[Collected data]
____________________
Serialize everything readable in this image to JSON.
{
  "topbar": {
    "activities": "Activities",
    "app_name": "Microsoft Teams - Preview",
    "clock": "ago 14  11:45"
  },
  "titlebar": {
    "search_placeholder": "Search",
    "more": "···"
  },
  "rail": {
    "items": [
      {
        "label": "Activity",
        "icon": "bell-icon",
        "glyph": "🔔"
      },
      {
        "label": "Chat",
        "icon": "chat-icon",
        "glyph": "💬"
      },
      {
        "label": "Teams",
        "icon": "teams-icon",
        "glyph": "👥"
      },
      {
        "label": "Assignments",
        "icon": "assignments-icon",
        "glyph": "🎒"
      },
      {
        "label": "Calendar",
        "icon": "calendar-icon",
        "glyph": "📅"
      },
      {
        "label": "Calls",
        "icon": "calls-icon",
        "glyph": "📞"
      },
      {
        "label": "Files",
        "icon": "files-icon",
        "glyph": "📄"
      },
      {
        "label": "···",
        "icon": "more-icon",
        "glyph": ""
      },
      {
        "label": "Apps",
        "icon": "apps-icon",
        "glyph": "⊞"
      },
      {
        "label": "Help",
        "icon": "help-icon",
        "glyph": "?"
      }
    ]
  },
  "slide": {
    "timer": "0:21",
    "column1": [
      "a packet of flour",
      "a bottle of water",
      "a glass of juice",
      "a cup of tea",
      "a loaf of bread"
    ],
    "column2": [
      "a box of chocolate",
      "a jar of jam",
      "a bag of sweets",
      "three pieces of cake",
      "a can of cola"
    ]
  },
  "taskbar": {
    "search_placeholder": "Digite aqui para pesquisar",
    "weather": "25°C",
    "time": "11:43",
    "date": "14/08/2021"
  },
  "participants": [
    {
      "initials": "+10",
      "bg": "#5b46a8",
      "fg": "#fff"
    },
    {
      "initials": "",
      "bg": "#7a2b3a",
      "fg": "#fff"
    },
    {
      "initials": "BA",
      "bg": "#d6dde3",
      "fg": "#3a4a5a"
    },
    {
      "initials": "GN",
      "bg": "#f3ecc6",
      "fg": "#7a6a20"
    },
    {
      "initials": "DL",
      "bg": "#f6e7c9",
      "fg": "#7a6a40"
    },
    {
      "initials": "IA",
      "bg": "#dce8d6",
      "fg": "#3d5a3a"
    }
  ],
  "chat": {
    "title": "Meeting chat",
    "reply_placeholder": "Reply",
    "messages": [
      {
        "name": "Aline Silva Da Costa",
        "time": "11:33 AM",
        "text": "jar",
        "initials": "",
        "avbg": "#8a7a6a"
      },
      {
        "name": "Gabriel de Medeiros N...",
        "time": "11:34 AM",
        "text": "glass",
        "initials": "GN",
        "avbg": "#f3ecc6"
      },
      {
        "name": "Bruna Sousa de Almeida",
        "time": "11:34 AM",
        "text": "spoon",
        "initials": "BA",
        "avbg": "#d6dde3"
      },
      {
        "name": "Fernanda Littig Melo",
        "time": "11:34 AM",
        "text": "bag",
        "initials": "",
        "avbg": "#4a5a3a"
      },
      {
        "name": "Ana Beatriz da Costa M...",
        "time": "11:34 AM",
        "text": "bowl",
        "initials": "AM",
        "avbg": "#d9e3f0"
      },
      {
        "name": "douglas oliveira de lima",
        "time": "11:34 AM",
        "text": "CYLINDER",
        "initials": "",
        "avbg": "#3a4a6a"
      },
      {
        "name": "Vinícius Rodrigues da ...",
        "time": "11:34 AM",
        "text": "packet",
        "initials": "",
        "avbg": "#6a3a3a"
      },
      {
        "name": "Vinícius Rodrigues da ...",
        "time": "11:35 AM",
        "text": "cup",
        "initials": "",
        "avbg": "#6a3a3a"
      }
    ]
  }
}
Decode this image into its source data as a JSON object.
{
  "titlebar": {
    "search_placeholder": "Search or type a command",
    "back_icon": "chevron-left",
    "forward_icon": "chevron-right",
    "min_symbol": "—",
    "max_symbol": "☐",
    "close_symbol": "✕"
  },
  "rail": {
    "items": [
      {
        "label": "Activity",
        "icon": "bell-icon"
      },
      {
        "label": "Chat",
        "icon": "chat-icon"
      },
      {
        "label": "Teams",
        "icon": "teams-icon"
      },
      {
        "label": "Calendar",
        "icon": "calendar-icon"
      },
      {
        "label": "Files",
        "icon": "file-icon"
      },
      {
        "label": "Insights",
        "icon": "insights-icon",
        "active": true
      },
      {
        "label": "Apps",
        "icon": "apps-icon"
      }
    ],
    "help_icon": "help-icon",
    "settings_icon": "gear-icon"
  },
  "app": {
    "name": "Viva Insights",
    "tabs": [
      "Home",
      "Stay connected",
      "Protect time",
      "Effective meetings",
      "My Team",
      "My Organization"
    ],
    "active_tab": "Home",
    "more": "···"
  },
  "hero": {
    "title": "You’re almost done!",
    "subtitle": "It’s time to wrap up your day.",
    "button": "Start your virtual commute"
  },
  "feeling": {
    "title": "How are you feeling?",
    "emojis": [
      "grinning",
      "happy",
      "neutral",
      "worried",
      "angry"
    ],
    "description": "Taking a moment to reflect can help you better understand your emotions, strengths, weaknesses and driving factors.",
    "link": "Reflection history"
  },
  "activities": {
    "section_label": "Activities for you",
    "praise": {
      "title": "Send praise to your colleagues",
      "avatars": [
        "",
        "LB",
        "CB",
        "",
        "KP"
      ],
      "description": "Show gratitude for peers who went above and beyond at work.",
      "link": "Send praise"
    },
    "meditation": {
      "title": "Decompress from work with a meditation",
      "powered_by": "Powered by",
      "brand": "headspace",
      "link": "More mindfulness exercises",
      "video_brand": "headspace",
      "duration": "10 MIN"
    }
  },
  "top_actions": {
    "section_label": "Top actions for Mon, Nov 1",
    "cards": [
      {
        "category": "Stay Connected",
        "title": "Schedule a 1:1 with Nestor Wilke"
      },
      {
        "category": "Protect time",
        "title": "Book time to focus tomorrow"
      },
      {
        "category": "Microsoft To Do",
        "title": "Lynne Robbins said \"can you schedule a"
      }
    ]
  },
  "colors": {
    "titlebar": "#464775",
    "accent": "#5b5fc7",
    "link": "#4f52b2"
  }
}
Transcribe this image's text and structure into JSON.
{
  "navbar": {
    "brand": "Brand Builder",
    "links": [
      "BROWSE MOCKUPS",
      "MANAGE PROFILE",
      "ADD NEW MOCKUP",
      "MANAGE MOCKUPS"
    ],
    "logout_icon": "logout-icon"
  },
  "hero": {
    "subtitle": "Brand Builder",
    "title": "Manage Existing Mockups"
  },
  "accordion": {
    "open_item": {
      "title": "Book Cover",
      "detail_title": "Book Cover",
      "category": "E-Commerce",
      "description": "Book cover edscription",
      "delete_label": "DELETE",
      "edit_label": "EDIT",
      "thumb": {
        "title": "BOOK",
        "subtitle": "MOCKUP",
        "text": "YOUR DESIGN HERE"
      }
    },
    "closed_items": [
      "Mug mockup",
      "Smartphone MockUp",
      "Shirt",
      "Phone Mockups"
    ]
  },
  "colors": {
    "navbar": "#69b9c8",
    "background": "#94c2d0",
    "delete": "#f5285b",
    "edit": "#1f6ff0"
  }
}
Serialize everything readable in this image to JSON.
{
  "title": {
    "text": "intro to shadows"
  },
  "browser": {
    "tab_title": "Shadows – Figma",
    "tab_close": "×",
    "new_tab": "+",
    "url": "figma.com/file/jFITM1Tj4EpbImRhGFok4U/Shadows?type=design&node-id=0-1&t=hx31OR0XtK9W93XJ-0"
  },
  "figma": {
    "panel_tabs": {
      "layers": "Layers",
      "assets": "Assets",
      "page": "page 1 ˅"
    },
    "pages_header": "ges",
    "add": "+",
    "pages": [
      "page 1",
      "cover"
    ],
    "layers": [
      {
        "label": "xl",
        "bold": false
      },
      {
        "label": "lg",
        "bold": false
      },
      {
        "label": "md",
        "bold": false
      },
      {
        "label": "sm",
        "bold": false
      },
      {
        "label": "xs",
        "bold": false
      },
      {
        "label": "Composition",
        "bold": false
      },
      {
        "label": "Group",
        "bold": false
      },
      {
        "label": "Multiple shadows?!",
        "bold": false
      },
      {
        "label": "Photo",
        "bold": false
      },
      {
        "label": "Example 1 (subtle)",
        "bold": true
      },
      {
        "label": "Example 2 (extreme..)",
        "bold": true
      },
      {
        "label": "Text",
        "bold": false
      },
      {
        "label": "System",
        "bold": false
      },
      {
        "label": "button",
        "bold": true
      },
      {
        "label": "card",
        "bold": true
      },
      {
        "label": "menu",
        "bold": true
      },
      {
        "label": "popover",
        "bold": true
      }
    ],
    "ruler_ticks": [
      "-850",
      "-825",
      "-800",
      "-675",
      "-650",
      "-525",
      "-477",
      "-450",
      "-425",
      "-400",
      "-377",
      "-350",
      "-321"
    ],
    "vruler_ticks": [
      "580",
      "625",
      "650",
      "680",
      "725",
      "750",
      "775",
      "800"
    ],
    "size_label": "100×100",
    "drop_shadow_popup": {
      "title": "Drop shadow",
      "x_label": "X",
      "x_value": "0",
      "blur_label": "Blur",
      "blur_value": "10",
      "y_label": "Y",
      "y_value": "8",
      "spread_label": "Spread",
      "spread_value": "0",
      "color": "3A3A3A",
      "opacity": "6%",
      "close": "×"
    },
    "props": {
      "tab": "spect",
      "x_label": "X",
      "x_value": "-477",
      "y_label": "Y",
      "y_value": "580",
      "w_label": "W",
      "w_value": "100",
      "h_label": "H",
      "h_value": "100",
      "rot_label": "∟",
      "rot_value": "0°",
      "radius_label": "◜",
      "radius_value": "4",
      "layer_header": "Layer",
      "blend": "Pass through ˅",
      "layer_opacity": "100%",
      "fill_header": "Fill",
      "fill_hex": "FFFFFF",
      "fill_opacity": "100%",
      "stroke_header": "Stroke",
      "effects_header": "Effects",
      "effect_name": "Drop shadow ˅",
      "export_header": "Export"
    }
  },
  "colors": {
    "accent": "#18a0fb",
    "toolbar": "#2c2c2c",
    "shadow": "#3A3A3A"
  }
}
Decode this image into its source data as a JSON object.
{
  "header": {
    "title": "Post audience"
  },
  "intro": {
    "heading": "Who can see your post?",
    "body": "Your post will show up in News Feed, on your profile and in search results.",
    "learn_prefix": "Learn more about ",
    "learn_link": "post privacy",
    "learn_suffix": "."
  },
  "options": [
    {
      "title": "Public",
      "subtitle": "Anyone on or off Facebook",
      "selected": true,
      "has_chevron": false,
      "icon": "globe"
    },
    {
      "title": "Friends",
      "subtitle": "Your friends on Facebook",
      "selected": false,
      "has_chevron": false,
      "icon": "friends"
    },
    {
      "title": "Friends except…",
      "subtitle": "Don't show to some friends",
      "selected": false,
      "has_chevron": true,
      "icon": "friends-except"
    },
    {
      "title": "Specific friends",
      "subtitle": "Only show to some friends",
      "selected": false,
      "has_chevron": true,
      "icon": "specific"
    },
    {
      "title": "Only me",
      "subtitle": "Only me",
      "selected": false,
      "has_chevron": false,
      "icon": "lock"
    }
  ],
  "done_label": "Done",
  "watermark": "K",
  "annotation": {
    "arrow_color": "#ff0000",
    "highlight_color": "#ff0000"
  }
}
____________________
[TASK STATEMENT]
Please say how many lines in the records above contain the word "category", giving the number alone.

[RESPONSE AREA]
4